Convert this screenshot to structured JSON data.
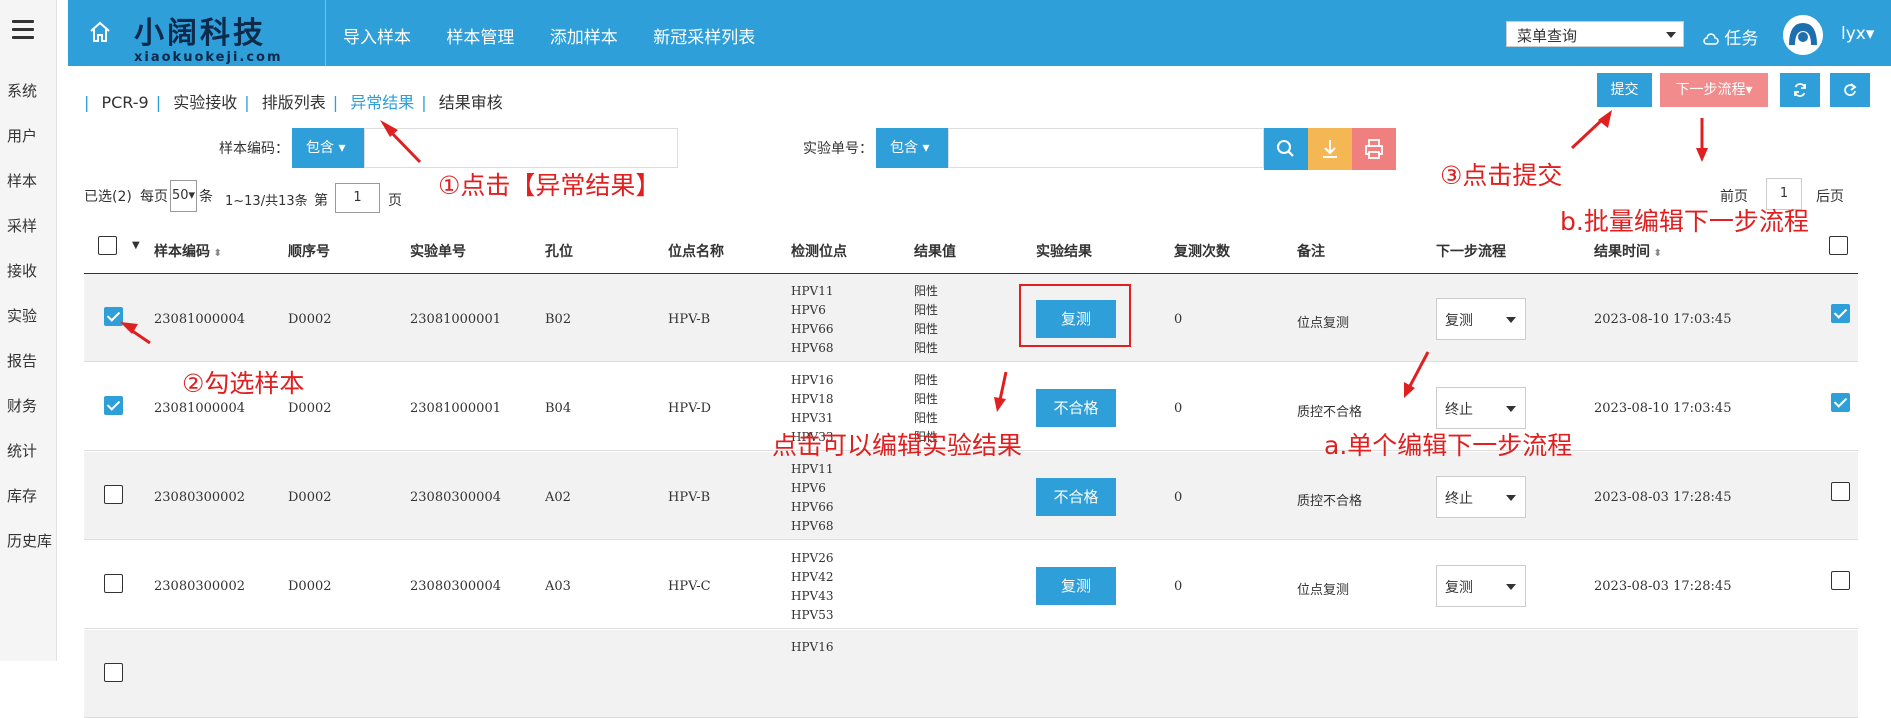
{
  "sidebar": {
    "items": [
      "系统",
      "用户",
      "样本",
      "采样",
      "接收",
      "实验",
      "报告",
      "财务",
      "统计",
      "库存",
      "历史库"
    ]
  },
  "topbar": {
    "logo_main": "小阔科技",
    "logo_sub": "xiaokuokeji.com",
    "nav": [
      "导入样本",
      "样本管理",
      "添加样本",
      "新冠采样列表"
    ],
    "menu_select": "菜单查询",
    "task": "任务",
    "user": "lyx",
    "bg_color": "#2e9fd8"
  },
  "breadcrumb": {
    "items": [
      "PCR-9",
      "实验接收",
      "排版列表",
      "异常结果",
      "结果审核"
    ],
    "active_index": 3
  },
  "toolbar": {
    "submit": "提交",
    "next_flow": "下一步流程",
    "refresh_icon": "refresh-icon",
    "redo_icon": "redo-icon"
  },
  "filters": {
    "sample_code_label": "样本编码：",
    "sample_code_mode": "包含",
    "exp_no_label": "实验单号：",
    "exp_no_mode": "包含"
  },
  "pagination": {
    "selected": "已选(2)",
    "per_page_prefix": "每页",
    "per_page_value": "50",
    "per_page_suffix": "条",
    "range": "1~13/共13条",
    "page_prefix": "第",
    "page_value": "1",
    "page_suffix": "页",
    "prev": "前页",
    "current": "1",
    "next": "后页"
  },
  "table": {
    "headers": [
      "样本编码",
      "顺序号",
      "实验单号",
      "孔位",
      "位点名称",
      "检测位点",
      "结果值",
      "实验结果",
      "复测次数",
      "备注",
      "下一步流程",
      "结果时间"
    ],
    "rows": [
      {
        "code": "23081000004",
        "seq": "D0002",
        "exp": "23081000001",
        "well": "B02",
        "site": "HPV-B",
        "loci": [
          "HPV11",
          "HPV6",
          "HPV66",
          "HPV68"
        ],
        "values": [
          "阳性",
          "阳性",
          "阳性",
          "阳性"
        ],
        "result": "复测",
        "retest": "0",
        "note": "位点复测",
        "next": "复测",
        "time": "2023-08-10 17:03:45",
        "checked": true
      },
      {
        "code": "23081000004",
        "seq": "D0002",
        "exp": "23081000001",
        "well": "B04",
        "site": "HPV-D",
        "loci": [
          "HPV16",
          "HPV18",
          "HPV31",
          "HPV33"
        ],
        "values": [
          "阳性",
          "阳性",
          "阳性",
          "阳性"
        ],
        "result": "不合格",
        "retest": "0",
        "note": "质控不合格",
        "next": "终止",
        "time": "2023-08-10 17:03:45",
        "checked": true
      },
      {
        "code": "23080300002",
        "seq": "D0002",
        "exp": "23080300004",
        "well": "A02",
        "site": "HPV-B",
        "loci": [
          "HPV11",
          "HPV6",
          "HPV66",
          "HPV68"
        ],
        "values": [],
        "result": "不合格",
        "retest": "0",
        "note": "质控不合格",
        "next": "终止",
        "time": "2023-08-03 17:28:45",
        "checked": false
      },
      {
        "code": "23080300002",
        "seq": "D0002",
        "exp": "23080300004",
        "well": "A03",
        "site": "HPV-C",
        "loci": [
          "HPV26",
          "HPV42",
          "HPV43",
          "HPV53"
        ],
        "values": [],
        "result": "复测",
        "retest": "0",
        "note": "位点复测",
        "next": "复测",
        "time": "2023-08-03 17:28:45",
        "checked": false
      },
      {
        "code": "",
        "seq": "",
        "exp": "",
        "well": "",
        "site": "",
        "loci": [
          "HPV16"
        ],
        "values": [],
        "result": "",
        "retest": "",
        "note": "",
        "next": "",
        "time": "",
        "checked": false
      }
    ]
  },
  "annotations": {
    "a1": "①点击【异常结果】",
    "a2": "②勾选样本",
    "a3": "③点击提交",
    "a4": "b.批量编辑下一步流程",
    "a5": "点击可以编辑实验结果",
    "a6": "a.单个编辑下一步流程",
    "color": "#e02020"
  }
}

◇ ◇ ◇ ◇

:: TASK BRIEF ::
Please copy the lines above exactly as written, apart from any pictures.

:: ANSWER SECTION ::
Convert this screenshot to structured JSON data.
{
  "sidebar": {
    "items": [
      "系统",
      "用户",
      "样本",
      "采样",
      "接收",
      "实验",
      "报告",
      "财务",
      "统计",
      "库存",
      "历史库"
    ]
  },
  "topbar": {
    "logo_main": "小阔科技",
    "logo_sub": "xiaokuokeji.com",
    "nav": [
      "导入样本",
      "样本管理",
      "添加样本",
      "新冠采样列表"
    ],
    "menu_select": "菜单查询",
    "task": "任务",
    "user": "lyx",
    "bg_color": "#2e9fd8"
  },
  "breadcrumb": {
    "items": [
      "PCR-9",
      "实验接收",
      "排版列表",
      "异常结果",
      "结果审核"
    ],
    "active_index": 3
  },
  "toolbar": {
    "submit": "提交",
    "next_flow": "下一步流程",
    "refresh_icon": "refresh-icon",
    "redo_icon": "redo-icon"
  },
  "filters": {
    "sample_code_label": "样本编码：",
    "sample_code_mode": "包含",
    "exp_no_label": "实验单号：",
    "exp_no_mode": "包含"
  },
  "pagination": {
    "selected": "已选(2)",
    "per_page_prefix": "每页",
    "per_page_value": "50",
    "per_page_suffix": "条",
    "range": "1~13/共13条",
    "page_prefix": "第",
    "page_value": "1",
    "page_suffix": "页",
    "prev": "前页",
    "current": "1",
    "next": "后页"
  },
  "table": {
    "headers": [
      "样本编码",
      "顺序号",
      "实验单号",
      "孔位",
      "位点名称",
      "检测位点",
      "结果值",
      "实验结果",
      "复测次数",
      "备注",
      "下一步流程",
      "结果时间"
    ],
    "rows": [
      {
        "code": "23081000004",
        "seq": "D0002",
        "exp": "23081000001",
        "well": "B02",
        "site": "HPV-B",
        "loci": [
          "HPV11",
          "HPV6",
          "HPV66",
          "HPV68"
        ],
        "values": [
          "阳性",
          "阳性",
          "阳性",
          "阳性"
        ],
        "result": "复测",
        "retest": "0",
        "note": "位点复测",
        "next": "复测",
        "time": "2023-08-10 17:03:45",
        "checked": true
      },
      {
        "code": "23081000004",
        "seq": "D0002",
        "exp": "23081000001",
        "well": "B04",
        "site": "HPV-D",
        "loci": [
          "HPV16",
          "HPV18",
          "HPV31",
          "HPV33"
        ],
        "values": [
          "阳性",
          "阳性",
          "阳性",
          "阳性"
        ],
        "result": "不合格",
        "retest": "0",
        "note": "质控不合格",
        "next": "终止",
        "time": "2023-08-10 17:03:45",
        "checked": true
      },
      {
        "code": "23080300002",
        "seq": "D0002",
        "exp": "23080300004",
        "well": "A02",
        "site": "HPV-B",
        "loci": [
          "HPV11",
          "HPV6",
          "HPV66",
          "HPV68"
        ],
        "values": [],
        "result": "不合格",
        "retest": "0",
        "note": "质控不合格",
        "next": "终止",
        "time": "2023-08-03 17:28:45",
        "checked": false
      },
      {
        "code": "23080300002",
        "seq": "D0002",
        "exp": "23080300004",
        "well": "A03",
        "site": "HPV-C",
        "loci": [
          "HPV26",
          "HPV42",
          "HPV43",
          "HPV53"
        ],
        "values": [],
        "result": "复测",
        "retest": "0",
        "note": "位点复测",
        "next": "复测",
        "time": "2023-08-03 17:28:45",
        "checked": false
      },
      {
        "code": "",
        "seq": "",
        "exp": "",
        "well": "",
        "site": "",
        "loci": [
          "HPV16"
        ],
        "values": [],
        "result": "",
        "retest": "",
        "note": "",
        "next": "",
        "time": "",
        "checked": false
      }
    ]
  },
  "annotations": {
    "a1": "①点击【异常结果】",
    "a2": "②勾选样本",
    "a3": "③点击提交",
    "a4": "b.批量编辑下一步流程",
    "a5": "点击可以编辑实验结果",
    "a6": "a.单个编辑下一步流程",
    "color": "#e02020"
  }
}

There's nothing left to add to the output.